As a geopolitical frontier, Barents is about natural resources, about becoming “the new Middle East”, the main trade route between Asia, Europe and America (if the North-East and the North-West passages become navigable), and so forth. It’s about global control over highly important spaces of capital. The instrumental logic is dominating other and softer human aspects of the people living within the region. There’s an emerging post-colonial discourse regarding Barents and the Arctic. Sometimes the region is talked of as some no man’s land up for grabs – similar to 19th century colonies such as the Congo or Indonesia. Very powerful interests from all over the world are ready to turn the region into construction sites, oilrigs, gas-fields, mines and more. This is what Barents is heading towards today. The rest of the First World is moving in the opposite direction. What’s left of nature is being made into national parks. Wealth is being created by knowledge, creativity, information, tourism and other “soft” means. Barents? Mine it, drill it, fish it – just take it all and leave. That’s the implicit motto of Barents.
Heart of Darkness (1902) is Joseph Conrads famous masterpiece about the European colonial powers cruel and greedy exploits of Africa. But Conrad also wrote a largely forgotten science-fiction novel (The Inheritors), co-authored with Ford Madox Ford, on the colonial usurping of the North. The “Society for the Regeneration of the Artic Regions” is officially dedicated to bring the benefits of civilisation to the Eskimos. The real interest behind this benign rhetoric is the discoveries of oil and gold, and nothing else.

Barents is the new global pool of natural resources – an object for penetration and exploitation. Without a stronger regional identity the people of Barents will mot likely become the Eskimos of Conrad’s story, dominated from afar, according to “their own best interest”. I’m not sure if this could be avoided, because regional identities are not something that is agreed upon. They can be built or shaped, but it’s a very slow and painstaking process.
No matter what, identities are definitively not built around raw materials and pipelines. The infrastructure of identity is communication and culture in a broad sense. Identities are inventions made by symbols and (hi)stories. These can be made up, but the soil must be ready for receiving such seeds. Only to a certain extent can people be made to feel a common identity. There must be an energy to set loose already.
Maybe a Barents-identity is emerging, even if there are few and weak signals of that happening. To become a true region, some mutual cultural consciousness, an idea of shared interests and some sort of political agenda from within is required. Artists are also needed because artists are natural border-crossers and communicators. Barents needs stronger border dynamics and softer arenas for exchange. Stuff to make the flow flow, if there’s a flow at all.

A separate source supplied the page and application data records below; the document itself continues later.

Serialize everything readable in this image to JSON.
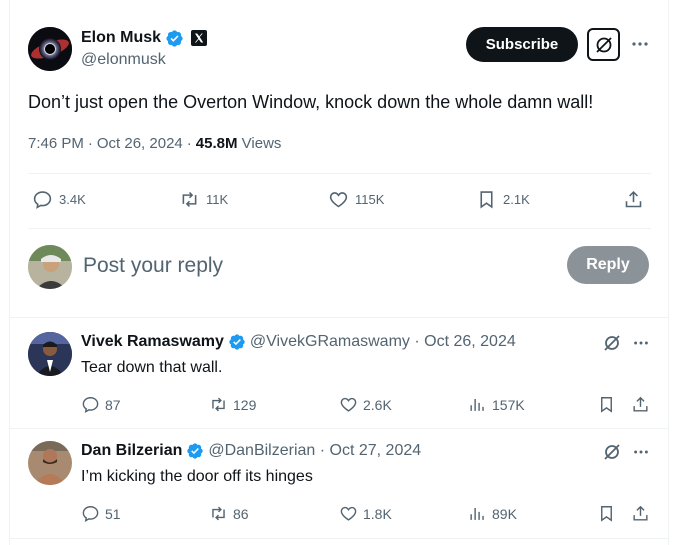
{
  "post": {
    "author_name": "Elon Musk",
    "author_handle": "@elonmusk",
    "subscribe_label": "Subscribe",
    "text": "Don’t just open the Overton Window, knock down the whole damn wall!",
    "time": "7:46 PM",
    "dot": "·",
    "date": "Oct 26, 2024",
    "views_count": "45.8M",
    "views_label": "Views",
    "stats": {
      "replies": "3.4K",
      "reposts": "11K",
      "likes": "115K",
      "bookmarks": "2.1K"
    }
  },
  "composer": {
    "placeholder": "Post your reply",
    "reply_label": "Reply"
  },
  "comments": [
    {
      "name": "Vivek Ramaswamy",
      "handle_date": "@VivekGRamaswamy · Oct 26, 2024",
      "text": "Tear down that wall.",
      "replies": "87",
      "reposts": "129",
      "likes": "2.6K",
      "views": "157K"
    },
    {
      "name": "Dan Bilzerian",
      "handle_date": "@DanBilzerian · Oct 27, 2024",
      "text": "I’m kicking the door off its hinges",
      "replies": "51",
      "reposts": "86",
      "likes": "1.8K",
      "views": "89K"
    }
  ],
  "colors": {
    "verified": "#1d9bf0",
    "text": "#0f1419",
    "muted": "#536471",
    "reply_button": "#8b9298"
  },
  "icons": [
    "verified-icon",
    "x-logo-icon",
    "grok-icon",
    "more-icon",
    "reply-icon",
    "repost-icon",
    "like-icon",
    "bookmark-icon",
    "share-icon",
    "views-icon"
  ]
}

At this point I don’t see much of a Barents identity to mediate. Local people are few and far between, unorganized and without a regional focus. The old pomor identity is far gone. The Nation-states keeps a very firm grip on the region. Something new and healthy might emerge. But then again, it might not.

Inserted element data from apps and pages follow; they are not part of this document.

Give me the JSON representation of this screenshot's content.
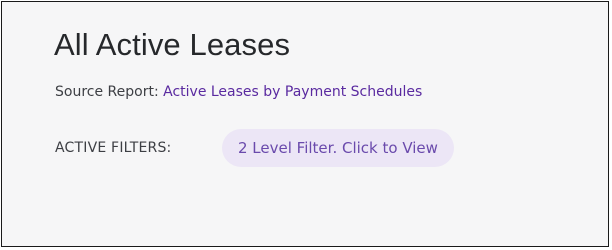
{
  "header": {
    "title": "All Active Leases"
  },
  "source": {
    "label": "Source Report: ",
    "link_text": "Active Leases by Payment Schedules"
  },
  "filters": {
    "label": "ACTIVE FILTERS:",
    "chip_text": "2 Level Filter. Click to View"
  },
  "colors": {
    "accent": "#5a2aa0",
    "chip_background": "#ece6f6",
    "chip_text": "#6a4aac",
    "panel_background": "#f6f6f7"
  }
}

Morten A. Strøksnes (born in Kirkenes) is a Norwegian historian, journalist and writer of creative non-fiction. He's been writing books from the Middle-East, Eastern Europe and more, and will be publishing a book from America (the US) in a few months. His latest book was the travelogue/essay "What's happening Up North?" (Hva skjer i Nord-Norge?) from 2006. Strøksnes lives and works in London, UK.